mTOR signals the body to use energy to rebuild muscles, but this is only possible with a surplus of calories and energy. As mentioned earlier, AMPK tells the body to take energy and use it immediately for an energy-sapping activity like long-duration cardio.
This is why intense long-duration cardio isn’t advisable for trainees looking to fill out shirts or their weight class nicely.
Should a Muscle-Building Program Have Zero Cardio in It?
When we talk about cardio in its extreme form — which is long-duration steady-state exercise — then the answer might just be yes. However, there’s a caveat to this.
Not all cardiovascular exercises need to be lengthy and low in intensity. Muscle-building is achievable even in the presence of cardio, but cardio needs to be the focal point of careful programming on the part of the personal trainer.
By doing cardio workouts that are moderate in intensity and short, trainees can retain (and even build) muscles. On top of that, there’s always a place for elevating one’s heart rate for health benefits.
Cardio at the right dose can also help trainees cut body fat leading up to a competition. Also, because cardio workouts like HIIT or long walks improve circulation, muscles can recover faster due to a higher blood supply.
So- Does cardio kill gains? In short, cardio can hinder your gains, but it doesn’t need to. All trainees need to do is fine-tune cardio and make it fit into a program.
How? We talk about this in the next section.
Cardio Without Muscle Loss: Practical Recommendations
Genetics can play a factor in the kind of cardio protocol performed. Also, the presence of performance-enhancing drugs can help trainees tolerate additional cardio work.
For the natural, drug-free trainee, here are some ways to work cardio into a muscle-building program.
Keep Cardio Workouts Short But Intense
Keep in mind that an element of AMPK secretion is prolonged stress in the form of cardiovascular exercise. By making workouts shorter but intense, trainees can reap the heart-pumping benefits of cardiovascular exercise in half the time or less without sacrificing the release of mTOR.

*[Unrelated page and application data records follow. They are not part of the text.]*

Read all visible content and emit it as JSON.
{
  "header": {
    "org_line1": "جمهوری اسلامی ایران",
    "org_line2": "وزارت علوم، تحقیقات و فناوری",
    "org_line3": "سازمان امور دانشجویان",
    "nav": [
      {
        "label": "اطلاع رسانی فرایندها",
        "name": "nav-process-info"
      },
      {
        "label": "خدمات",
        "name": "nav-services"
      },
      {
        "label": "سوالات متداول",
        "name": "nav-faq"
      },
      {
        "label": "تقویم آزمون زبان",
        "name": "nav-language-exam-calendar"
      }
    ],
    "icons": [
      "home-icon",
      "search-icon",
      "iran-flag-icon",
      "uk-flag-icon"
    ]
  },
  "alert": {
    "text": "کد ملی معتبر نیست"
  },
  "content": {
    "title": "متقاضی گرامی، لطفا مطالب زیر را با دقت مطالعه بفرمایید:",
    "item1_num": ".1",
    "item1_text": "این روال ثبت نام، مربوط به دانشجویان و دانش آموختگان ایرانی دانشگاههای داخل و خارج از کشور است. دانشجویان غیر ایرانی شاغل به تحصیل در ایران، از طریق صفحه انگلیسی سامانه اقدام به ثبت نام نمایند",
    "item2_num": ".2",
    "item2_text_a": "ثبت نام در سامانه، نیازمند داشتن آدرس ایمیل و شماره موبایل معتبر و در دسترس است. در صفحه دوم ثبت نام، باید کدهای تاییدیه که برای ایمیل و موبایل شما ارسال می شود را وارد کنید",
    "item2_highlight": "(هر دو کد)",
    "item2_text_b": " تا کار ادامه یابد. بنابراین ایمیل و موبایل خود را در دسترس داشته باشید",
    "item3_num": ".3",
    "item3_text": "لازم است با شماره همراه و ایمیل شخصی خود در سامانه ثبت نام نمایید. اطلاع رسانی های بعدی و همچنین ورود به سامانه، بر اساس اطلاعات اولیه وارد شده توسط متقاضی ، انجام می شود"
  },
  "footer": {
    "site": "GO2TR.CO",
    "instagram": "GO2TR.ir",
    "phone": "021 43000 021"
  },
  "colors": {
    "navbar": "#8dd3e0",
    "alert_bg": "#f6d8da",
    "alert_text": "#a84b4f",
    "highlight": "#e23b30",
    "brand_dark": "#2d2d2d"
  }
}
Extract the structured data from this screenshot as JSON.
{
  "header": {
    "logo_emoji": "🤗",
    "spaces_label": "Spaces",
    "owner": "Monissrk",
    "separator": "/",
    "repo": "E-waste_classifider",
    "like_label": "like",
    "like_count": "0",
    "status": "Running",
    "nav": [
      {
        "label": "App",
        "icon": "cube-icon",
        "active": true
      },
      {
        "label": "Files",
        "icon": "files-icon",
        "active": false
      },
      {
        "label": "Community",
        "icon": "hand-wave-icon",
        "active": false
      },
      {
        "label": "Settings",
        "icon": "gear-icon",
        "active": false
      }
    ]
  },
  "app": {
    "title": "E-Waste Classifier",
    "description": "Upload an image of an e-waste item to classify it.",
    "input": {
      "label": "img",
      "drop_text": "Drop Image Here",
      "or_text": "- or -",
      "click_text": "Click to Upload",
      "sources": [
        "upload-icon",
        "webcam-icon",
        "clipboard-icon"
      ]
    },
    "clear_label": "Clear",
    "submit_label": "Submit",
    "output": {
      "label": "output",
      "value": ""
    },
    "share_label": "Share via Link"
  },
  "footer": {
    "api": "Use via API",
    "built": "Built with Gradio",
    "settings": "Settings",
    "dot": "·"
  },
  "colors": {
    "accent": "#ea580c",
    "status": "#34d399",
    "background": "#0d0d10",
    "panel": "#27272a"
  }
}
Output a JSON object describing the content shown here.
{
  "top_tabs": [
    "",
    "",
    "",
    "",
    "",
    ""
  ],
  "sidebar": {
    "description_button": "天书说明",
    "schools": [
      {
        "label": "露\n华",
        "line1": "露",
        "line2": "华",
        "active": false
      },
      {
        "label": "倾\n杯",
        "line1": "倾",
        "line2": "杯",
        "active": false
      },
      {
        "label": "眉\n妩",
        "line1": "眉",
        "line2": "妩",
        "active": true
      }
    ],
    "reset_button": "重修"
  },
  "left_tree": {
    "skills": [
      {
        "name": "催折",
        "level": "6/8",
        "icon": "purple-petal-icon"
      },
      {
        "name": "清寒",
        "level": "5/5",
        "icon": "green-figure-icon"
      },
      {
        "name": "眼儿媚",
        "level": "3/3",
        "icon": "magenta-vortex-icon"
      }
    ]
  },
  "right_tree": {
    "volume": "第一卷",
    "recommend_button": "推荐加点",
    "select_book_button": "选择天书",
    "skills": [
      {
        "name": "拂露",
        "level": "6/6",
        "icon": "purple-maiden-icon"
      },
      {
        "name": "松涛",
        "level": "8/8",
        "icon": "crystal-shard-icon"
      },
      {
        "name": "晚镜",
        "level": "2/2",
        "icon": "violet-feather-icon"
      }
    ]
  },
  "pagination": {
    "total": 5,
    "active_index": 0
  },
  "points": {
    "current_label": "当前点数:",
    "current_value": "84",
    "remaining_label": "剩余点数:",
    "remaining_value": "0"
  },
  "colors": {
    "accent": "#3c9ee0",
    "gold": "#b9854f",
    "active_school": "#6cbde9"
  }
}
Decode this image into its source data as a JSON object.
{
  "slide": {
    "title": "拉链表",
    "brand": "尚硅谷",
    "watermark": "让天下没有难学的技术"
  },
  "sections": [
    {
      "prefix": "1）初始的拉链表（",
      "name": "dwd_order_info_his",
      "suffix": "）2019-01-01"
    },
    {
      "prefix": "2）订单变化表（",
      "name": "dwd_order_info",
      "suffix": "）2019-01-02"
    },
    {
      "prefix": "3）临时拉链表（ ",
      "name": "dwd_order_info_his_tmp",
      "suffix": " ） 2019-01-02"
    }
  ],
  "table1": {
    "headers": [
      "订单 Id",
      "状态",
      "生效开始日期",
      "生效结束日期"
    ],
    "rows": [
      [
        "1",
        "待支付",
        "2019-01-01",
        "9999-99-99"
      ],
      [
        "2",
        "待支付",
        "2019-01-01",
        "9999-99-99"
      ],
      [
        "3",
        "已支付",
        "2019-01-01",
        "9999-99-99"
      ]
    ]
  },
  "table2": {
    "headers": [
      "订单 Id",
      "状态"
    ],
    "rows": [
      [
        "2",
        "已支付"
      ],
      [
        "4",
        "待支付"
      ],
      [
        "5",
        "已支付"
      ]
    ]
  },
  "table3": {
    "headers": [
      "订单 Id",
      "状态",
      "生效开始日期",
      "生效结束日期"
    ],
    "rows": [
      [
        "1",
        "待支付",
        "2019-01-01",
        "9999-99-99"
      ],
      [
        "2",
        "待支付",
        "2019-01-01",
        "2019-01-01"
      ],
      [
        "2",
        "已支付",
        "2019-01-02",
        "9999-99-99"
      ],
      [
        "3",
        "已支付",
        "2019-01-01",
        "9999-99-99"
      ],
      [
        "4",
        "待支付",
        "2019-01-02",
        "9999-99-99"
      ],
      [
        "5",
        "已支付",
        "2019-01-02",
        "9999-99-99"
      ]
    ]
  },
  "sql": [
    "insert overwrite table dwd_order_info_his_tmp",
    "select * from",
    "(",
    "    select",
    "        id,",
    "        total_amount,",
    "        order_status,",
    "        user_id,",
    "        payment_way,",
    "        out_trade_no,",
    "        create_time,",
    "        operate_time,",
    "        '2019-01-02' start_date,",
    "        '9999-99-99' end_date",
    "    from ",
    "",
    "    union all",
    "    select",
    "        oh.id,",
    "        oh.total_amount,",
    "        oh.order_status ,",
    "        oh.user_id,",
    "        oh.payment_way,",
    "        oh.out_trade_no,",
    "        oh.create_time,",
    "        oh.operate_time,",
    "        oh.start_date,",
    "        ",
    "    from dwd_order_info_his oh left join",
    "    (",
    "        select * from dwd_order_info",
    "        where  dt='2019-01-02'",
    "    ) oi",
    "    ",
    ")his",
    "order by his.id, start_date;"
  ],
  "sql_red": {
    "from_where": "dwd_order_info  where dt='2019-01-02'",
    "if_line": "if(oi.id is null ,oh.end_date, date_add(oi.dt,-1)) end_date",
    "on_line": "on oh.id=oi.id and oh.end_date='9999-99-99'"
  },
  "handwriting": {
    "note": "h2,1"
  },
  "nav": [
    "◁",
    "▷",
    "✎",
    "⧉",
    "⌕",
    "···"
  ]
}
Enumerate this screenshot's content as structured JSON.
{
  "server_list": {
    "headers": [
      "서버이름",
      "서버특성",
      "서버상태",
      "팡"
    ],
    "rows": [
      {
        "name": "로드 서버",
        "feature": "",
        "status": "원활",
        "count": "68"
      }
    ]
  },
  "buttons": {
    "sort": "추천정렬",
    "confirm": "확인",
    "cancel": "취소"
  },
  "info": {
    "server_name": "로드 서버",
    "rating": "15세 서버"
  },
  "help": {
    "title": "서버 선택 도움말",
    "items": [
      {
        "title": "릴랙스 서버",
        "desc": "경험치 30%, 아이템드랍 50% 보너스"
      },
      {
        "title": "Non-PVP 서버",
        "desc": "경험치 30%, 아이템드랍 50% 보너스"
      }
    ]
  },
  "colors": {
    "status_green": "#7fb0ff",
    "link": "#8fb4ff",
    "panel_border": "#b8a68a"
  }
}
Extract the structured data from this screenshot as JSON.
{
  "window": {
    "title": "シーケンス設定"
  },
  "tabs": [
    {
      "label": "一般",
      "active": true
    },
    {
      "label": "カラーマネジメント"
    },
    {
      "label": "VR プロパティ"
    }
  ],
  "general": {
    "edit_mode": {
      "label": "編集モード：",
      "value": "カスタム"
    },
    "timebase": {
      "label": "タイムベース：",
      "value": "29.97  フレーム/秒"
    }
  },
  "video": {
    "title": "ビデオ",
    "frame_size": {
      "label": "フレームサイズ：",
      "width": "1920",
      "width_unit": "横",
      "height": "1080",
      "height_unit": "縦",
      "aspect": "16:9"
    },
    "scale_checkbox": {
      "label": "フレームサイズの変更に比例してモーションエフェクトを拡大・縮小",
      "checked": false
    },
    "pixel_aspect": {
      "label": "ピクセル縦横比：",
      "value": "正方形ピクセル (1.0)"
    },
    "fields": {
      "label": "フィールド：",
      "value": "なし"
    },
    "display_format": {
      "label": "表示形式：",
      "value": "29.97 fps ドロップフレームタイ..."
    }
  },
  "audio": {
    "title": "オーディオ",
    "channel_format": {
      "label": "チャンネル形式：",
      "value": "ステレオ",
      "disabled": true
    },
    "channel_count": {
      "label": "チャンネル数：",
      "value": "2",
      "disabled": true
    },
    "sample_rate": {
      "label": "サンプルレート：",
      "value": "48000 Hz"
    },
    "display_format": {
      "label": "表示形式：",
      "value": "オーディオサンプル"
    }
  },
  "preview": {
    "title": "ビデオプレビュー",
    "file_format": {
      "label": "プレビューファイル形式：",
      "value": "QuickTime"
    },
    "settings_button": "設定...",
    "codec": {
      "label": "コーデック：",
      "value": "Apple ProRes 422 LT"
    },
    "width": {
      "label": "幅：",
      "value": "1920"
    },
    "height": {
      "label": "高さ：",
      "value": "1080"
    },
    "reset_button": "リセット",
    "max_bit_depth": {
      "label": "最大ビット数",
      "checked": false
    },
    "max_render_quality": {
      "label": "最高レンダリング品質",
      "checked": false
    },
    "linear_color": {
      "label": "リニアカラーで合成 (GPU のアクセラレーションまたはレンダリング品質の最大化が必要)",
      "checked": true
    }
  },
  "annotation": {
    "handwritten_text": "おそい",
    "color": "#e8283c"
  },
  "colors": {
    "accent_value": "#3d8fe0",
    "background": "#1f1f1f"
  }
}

This is why high-intensity interval training (HIIT) is best for trainees looking to retain their buns and guns. HIIT workouts result in nearly the same workload as a long-distance run. Taking no more than 15 minutes, the workload and benefits stay the same without the catabolic effects.
Go Long But Extremely Low-intensity
It’s still possible to do long-duration cardio on a muscle-building program. Of course, when time increases, intensity needs to drop — significantly, at that. Long-duration leisurely cardio doesn’t need to be complicated. The perfect example is an exercise that requires no coaching but requires a lot of patience — walking.
Eat at a Surplus
The muscle-building effects of mTOR occur when there are enough calories to burn. As training volume increases to accommodate both cardio and muscle-building, a trainee needs to consume more calories.
Do Weight Training and Cardio on Separate Days
Above-average genetics and a high level of conditioning can allow a trainee to train muscles and the cardiovascular system on the same day. For everyone else, it’s better to have weight training and cardio on separate days. Most studies confirm that 24 hours between strength and cardio workouts are sufficient.
Of course, as mentioned earlier, the cardiovascular work needs to be either short but intense or long but easy.
Cardio Doesn’t Need to Get in the Way of Getting Bigger
When it comes to planning training, the goal is to add the least possible volume to get the most results. This is especially true for adding cardio to your program.
DIY-ing your programming is fine, but mistakes will happen, and they’ll stall your progress. If you’re serious about gaining muscle and maintaining a lean physique, you need a personal trainer to optimize your training.
Try a free week with us and experience cardio and muscle-building programming backed by science and experience.